Designer Anamika Khanna opines that she would perhaps not put excess and exuberance in the same sentence. “Exuberance will be a huge part of fashion in any form, sometimes in minimalism and sometimes the opposite. The common denominator would be a consciousness, even in extravagance. A consciousness of investing into rather than whimsical buying and a consciousness on the origin and quality,” says Anamika. She observes that there will be a need to feel beautiful, the ’20s are seeping in and in the Indian context, perhaps in bits. “But for sure, the spirit of the ’20s will be back,” she adds.
Designer Anamika Khanna opines that she would perhaps not put excess and exuberance in the same sentence
On the other hand, designer Tarun Tahiliani is of the opinion that the excess associated with the flapper era won’t make a comeback and that is the whole point of this period. “This is a moment given to us to introspect those exact consumption habits. The world is in a different place and man has understood he is not invincible!. The world will no longer be the same, at least for the coming future and people, too, have realised the value of consuming quality over quantity. We are realising the strength in what is homegrown, locally accessible and the difference between what is sustainable. I hope people truly utilise this time to go inward and make a change on a fundamental level,” says Tarun.
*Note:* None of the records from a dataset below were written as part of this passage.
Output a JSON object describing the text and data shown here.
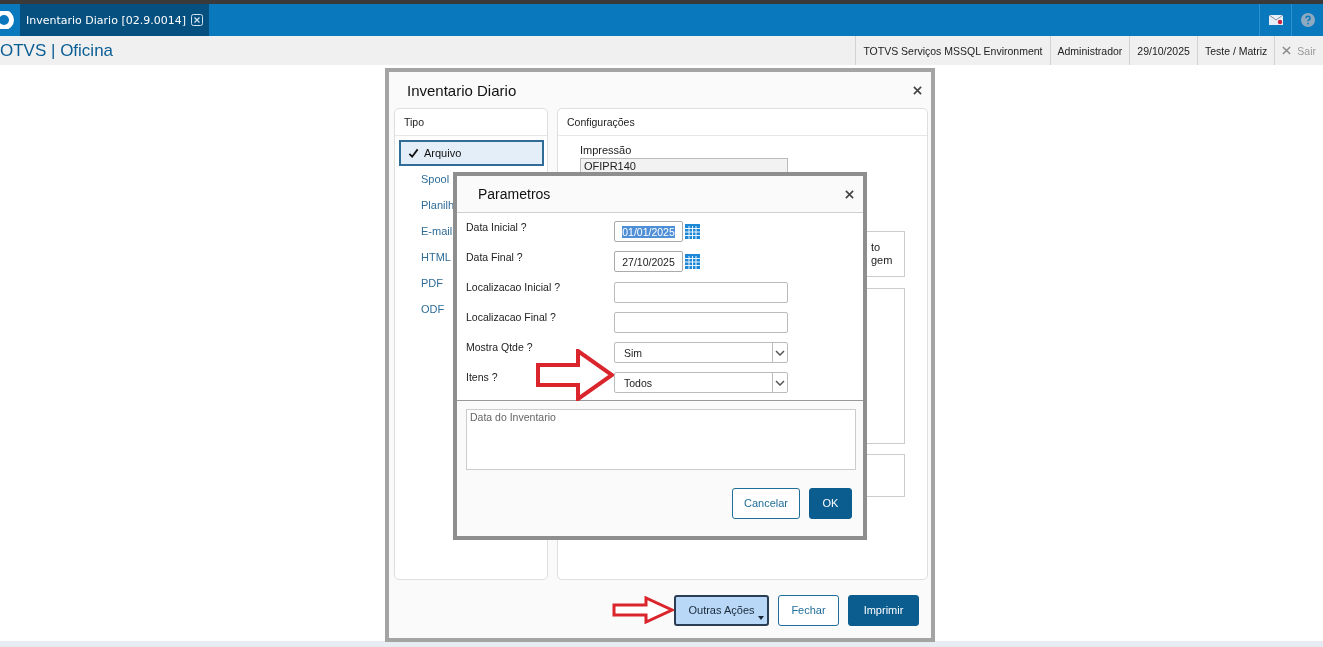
{
  "app": {
    "tab": {
      "title": "Inventario Diario [02.9.0014]",
      "selected": true
    },
    "brand": "OTVS | Oficina",
    "status": [
      "TOTVS Serviços MSSQL Environment",
      "Administrador",
      "29/10/2025",
      "Teste / Matriz"
    ],
    "logout": "Sair"
  },
  "dialog": {
    "title": "Inventario Diario",
    "tipo": {
      "title": "Tipo",
      "items": [
        {
          "label": "Arquivo",
          "selected": true
        },
        {
          "label": "Spool",
          "selected": false
        },
        {
          "label": "Planilh",
          "selected": false
        },
        {
          "label": "E-mail",
          "selected": false
        },
        {
          "label": "HTML",
          "selected": false
        },
        {
          "label": "PDF",
          "selected": false
        },
        {
          "label": "ODF",
          "selected": false
        }
      ]
    },
    "config": {
      "title": "Configurações",
      "impressao_label": "Impressão",
      "impressao_value": "OFIPR140",
      "fragments": [
        "to",
        "gem"
      ]
    },
    "buttons": [
      {
        "label": "Outras Ações",
        "kind": "menu"
      },
      {
        "label": "Fechar",
        "kind": "secondary"
      },
      {
        "label": "Imprimir",
        "kind": "primary"
      }
    ]
  },
  "params": {
    "title": "Parametros",
    "fields": [
      {
        "label": "Data Inicial ?",
        "kind": "date",
        "value": "01/01/2025",
        "highlighted": true
      },
      {
        "label": "Data Final ?",
        "kind": "date",
        "value": "27/10/2025",
        "highlighted": false
      },
      {
        "label": "Localizacao Inicial ?",
        "kind": "text"
      },
      {
        "label": "Localizacao Final ?",
        "kind": "text"
      },
      {
        "label": "Mostra Qtde ?",
        "kind": "select",
        "value": "Sim"
      },
      {
        "label": "Itens ?",
        "kind": "select",
        "value": "Todos"
      }
    ],
    "help_text": "Data do Inventario",
    "buttons": [
      {
        "label": "Cancelar",
        "kind": "secondary"
      },
      {
        "label": "OK",
        "kind": "primary"
      }
    ]
  }
}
Designer Tarun Tahiliani is of the opinion that the excess associated with the flapper era won’t make a comeback and that is the whole point of this period ( File Photo: Sarang Gupta )
Designer Nikhil Thampi seconds that. “The ’20s was all about celebration, one to have survived the pandemic and secondly the world came out much evolved and the economy then supported the exuberant lifestyle. When it comes to India, I seriously doubt the exuberance coming back. People are going to be more alert and less emotional when it comes to buying luxury products.”
“There will be a major shift in paradigm and in attitude. The economy is going to take a long time to stabilise affecting the lifestyle of many. I do see the return of sensible shopping, people now on will gravitate towards more classic and investment clothing pieces as compared to trend based fashion, which will last time a long time and is versatile in its approach,” says Nikhil.